Are you someone who is creative and likes working with your hands? Are you interested in helping to build important products that can really make a difference in the community? You may be interested in looking into careers in die casting. There are many opportunities for those who want to jump-start die casting careers and a lot of ways you can contribute.
What Are Some of the Interesting Careers in Die Casting?
Some of the possibilities for die casting careers can include:
The machinist is the primary creator of metal parts using a variety of metalworking tools. They work with dies, but also other machine tools such as milling machines, grinders and lathes. Machining is both a skill and an art. Machinists must understand the properties of the different types of metals they use to make their parts, and they must have the skills required to use the tools involved. They must be able to read and understand blueprints for the parts they create as well as translate those blueprints into the operations needed to turn a piece of metal into the finished part.
Because many metalworking machines are now operated with automated CNC controls, most machinists must be well-versed in CNC programming. They may even be able to write their own CNC programs. There is a lot of responsibility in being a machinist, but it can also pay well and be very rewarding work.
2. Tool and Die Makers
Tool and die makers are the professionals that actually make the tools and dies that the others use for casting. They often use computer-aided design or computer-aided manufacturing (CAD and CAM) software to generate blueprints for various cutting and shaping tools and dies and make the required item based on those blueprints.
Without tool and die makers, there is no metalworking. Also, if the tools or dies are off, the parts will not come out right, so this is a highly-skilled job that requires great precision.

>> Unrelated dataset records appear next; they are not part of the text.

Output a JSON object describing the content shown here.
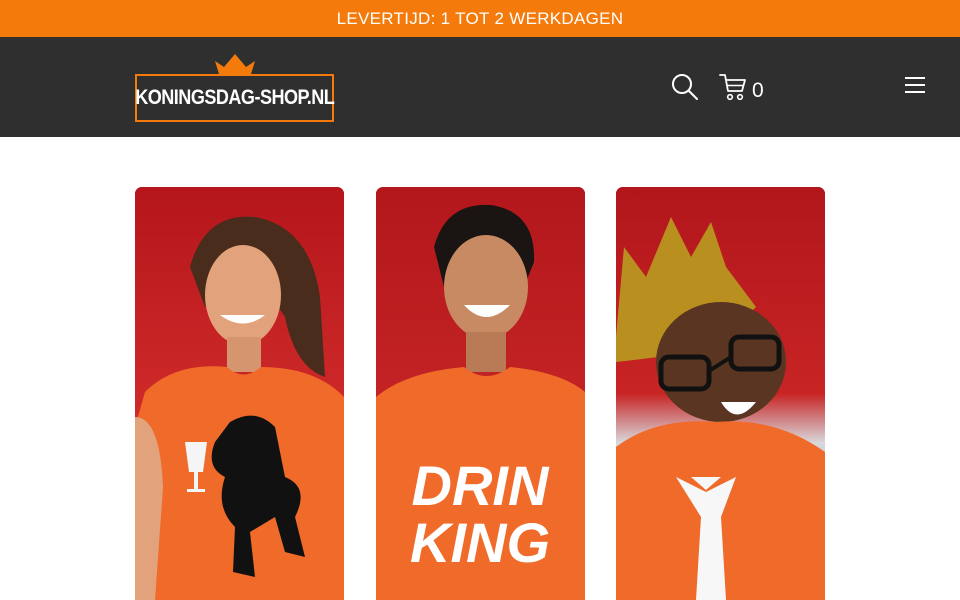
{
  "announcement": {
    "text": "LEVERTIJD: 1 TOT 2 WERKDAGEN"
  },
  "header": {
    "logo_text": "KONINGSDAG-SHOP.NL",
    "cart_count": "0",
    "icons": {
      "search": "search-icon",
      "cart": "cart-icon",
      "menu": "hamburger-menu-icon",
      "crown": "crown-icon"
    }
  },
  "products": [
    {
      "image": "woman-orange-shirt-lion",
      "shirt_print": ""
    },
    {
      "image": "man-orange-shirt-drinking",
      "shirt_print_line1": "DRIN",
      "shirt_print_line2": "KING"
    },
    {
      "image": "child-orange-shirt-crown-tie",
      "shirt_print": ""
    }
  ],
  "colors": {
    "brand_orange": "#f47b0b",
    "header_dark": "#2f2f2f",
    "banner_red": "#c41e1e",
    "shirt_orange": "#f06a2a"
  }
}
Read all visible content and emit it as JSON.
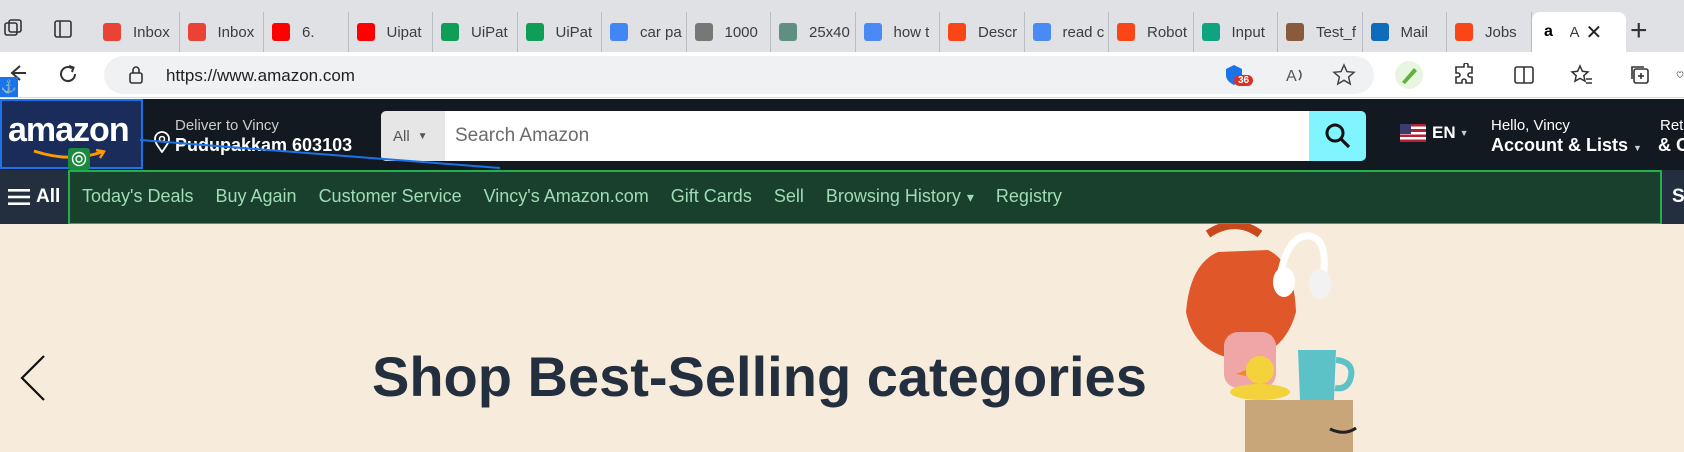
{
  "browser": {
    "tabs": [
      {
        "label": "Inbox",
        "icon": "gmail-icon",
        "color": "#ea4335"
      },
      {
        "label": "Inbox",
        "icon": "gmail-icon",
        "color": "#ea4335"
      },
      {
        "label": "6.",
        "icon": "youtube-icon",
        "color": "#ff0000"
      },
      {
        "label": "Uipat",
        "icon": "youtube-icon",
        "color": "#ff0000"
      },
      {
        "label": "UiPat",
        "icon": "sheets-icon",
        "color": "#0f9d58"
      },
      {
        "label": "UiPat",
        "icon": "sheets-icon",
        "color": "#0f9d58"
      },
      {
        "label": "car pa",
        "icon": "google-icon",
        "color": "#4285f4"
      },
      {
        "label": "1000",
        "icon": "page-icon",
        "color": "#777777"
      },
      {
        "label": "25x40",
        "icon": "wave-icon",
        "color": "#5e8f80"
      },
      {
        "label": "how t",
        "icon": "search-icon",
        "color": "#4a8af4"
      },
      {
        "label": "Descr",
        "icon": "uipath-icon",
        "color": "#fa4616"
      },
      {
        "label": "read c",
        "icon": "search-icon",
        "color": "#4a8af4"
      },
      {
        "label": "Robot",
        "icon": "uipath-icon",
        "color": "#fa4616"
      },
      {
        "label": "Input",
        "icon": "chatgpt-icon",
        "color": "#10a37f"
      },
      {
        "label": "Test_f",
        "icon": "avatar-icon",
        "color": "#8a5a3c"
      },
      {
        "label": "Mail",
        "icon": "outlook-icon",
        "color": "#0f6cbd"
      },
      {
        "label": "Jobs",
        "icon": "uipath-icon",
        "color": "#fa4616"
      }
    ],
    "active_tab": {
      "label": "A",
      "icon": "amazon-icon"
    },
    "url": "https://www.amazon.com",
    "extension_badge": "36"
  },
  "amazon": {
    "logo": "amazon",
    "deliver_to": "Deliver to Vincy",
    "location": "Pudupakkam 603103",
    "search_category": "All",
    "search_placeholder": "Search Amazon",
    "language": "EN",
    "greeting": "Hello, Vincy",
    "account": "Account & Lists",
    "returns_small": "Retu",
    "returns_big": "& O",
    "menu_label": "All",
    "nav_links": [
      "Today's Deals",
      "Buy Again",
      "Customer Service",
      "Vincy's Amazon.com",
      "Gift Cards",
      "Sell",
      "Browsing History",
      "Registry"
    ],
    "nav_right": "S",
    "hero_title": "Shop Best-Selling categories"
  },
  "colors": {
    "amazon_dark": "#131921",
    "amazon_nav": "#232f3e",
    "search_button": "#80f5ff",
    "hero_bg": "#f7ecdb",
    "selection_blue": "#1a73e8",
    "selection_green": "#22b04a"
  }
}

3. Die Casting Machine Operator
The die casting machine operator is another very important part of the die casting process. This is the person responsible for the machine that metalworkers actually use to cast their parts. This individual sets up the machine, lifts die sections into the machine and bolts the die section into position. They adjust the stroke of ram, connect the water hose to the cooling system and preheat die sections as needed.
Other responsibilities of the die casting machine operator include regulating the flow of water to the die casting machine, controlling the speed of the machine, lubricating the die cavity and plunger and blowing any metal fragments off the die surface. They also perform the casting process, closing and locking the die and activating the plunger that pushes the molten metal into the die cavity. Then, they remove the casting once the die casting is complete.

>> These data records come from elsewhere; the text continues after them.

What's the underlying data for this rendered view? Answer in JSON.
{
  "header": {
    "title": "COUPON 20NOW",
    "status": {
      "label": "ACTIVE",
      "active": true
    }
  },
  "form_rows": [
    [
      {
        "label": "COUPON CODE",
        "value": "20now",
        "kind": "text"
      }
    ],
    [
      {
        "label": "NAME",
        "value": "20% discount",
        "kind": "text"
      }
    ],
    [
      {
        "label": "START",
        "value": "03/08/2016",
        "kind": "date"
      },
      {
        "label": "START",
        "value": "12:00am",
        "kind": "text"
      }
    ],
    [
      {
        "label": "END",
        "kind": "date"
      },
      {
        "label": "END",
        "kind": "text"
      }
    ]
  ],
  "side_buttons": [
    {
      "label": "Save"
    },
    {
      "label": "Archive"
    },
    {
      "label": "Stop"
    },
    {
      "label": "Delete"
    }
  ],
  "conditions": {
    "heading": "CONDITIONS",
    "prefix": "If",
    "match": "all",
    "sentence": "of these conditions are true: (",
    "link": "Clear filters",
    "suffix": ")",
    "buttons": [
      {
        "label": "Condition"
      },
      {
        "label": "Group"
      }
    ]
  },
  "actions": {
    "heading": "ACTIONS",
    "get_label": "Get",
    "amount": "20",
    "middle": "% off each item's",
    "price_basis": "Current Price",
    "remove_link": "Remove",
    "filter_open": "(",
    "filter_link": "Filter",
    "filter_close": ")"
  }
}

Die casting machine operators are also responsible for inspecting the casting for defects. They may have other, related duties as well. Today, many die cast machines are being run with robots, so the operator of today will need to be versed in both robotics and the die casting process.
Being a die casting machine operator may not require quite as much knowledge or skill as being a machinist, but it is still a critical job in any die cast plant. It is also becoming more important as the casting machines become more technical.
4. Die Casting Technicians
Die casting technicians are often the masterminds behind a particular die casting. They may be the ones that create the blueprints the others use to make a given part. Their skill sets lie in design, problem-solving, product development and related engineering issues. The technician needs to understand the die casting process and all the variables related to the process. Knowledge of computers and math is very important for a die cast process technician.
How Does One Get Started in a Career in Die Casting?
While some people in the world of die casting have engineering degrees, the most common way to get experience in the die casting or metalworking field is through a sponsored apprenticeship. This is a situation where you learn as you go, working alongside experienced professionals in the field. You will probably need to have at least a high school diploma, and you may be required to take some preparatory courses before being recognized as a full-fledged member of a die casting career. However, there is usually no specific degree required.
Upon completion of your apprenticeship, you will be required to earn the NIMS (National Institute of Metalworking Skills) credential before starting your own metalworking career. It is possible to work in a die casting facility without one, but to be truly recognized as an expert in the field and receive responsibility and pay accordingly, you will need the NIMS.
Another way to improve your chances of getting a fantastic job in the die casting industry is through education. NADCA, the North American Die Casting Association, offers some great training courses and educational opportunities for prospective die casting professionals. You can take courses online, attend live webinars or even take live courses at a local chapter. NADCA offers courses such as Introduction to Die Casting, Metal Melting and Handling, Computer Modeling, Operating the Die Casting Machine and many more.
You can also find scholarship opportunities such as the David Laine Intern & Scholarship program for undergraduates and the Steven J. Harmon Scholarship Program for graduate students. Visit the education page on the NADCA website to learn more.
Want to Take the Next Step? Contact Us!
At Premier Engineered Products, we’re always looking for eager new talent. If you’re interested in working in a technical field where you can take great pride in what you produce, we want to hear from you. Contact us to talk about possible careers in die casting or get in touch with us online.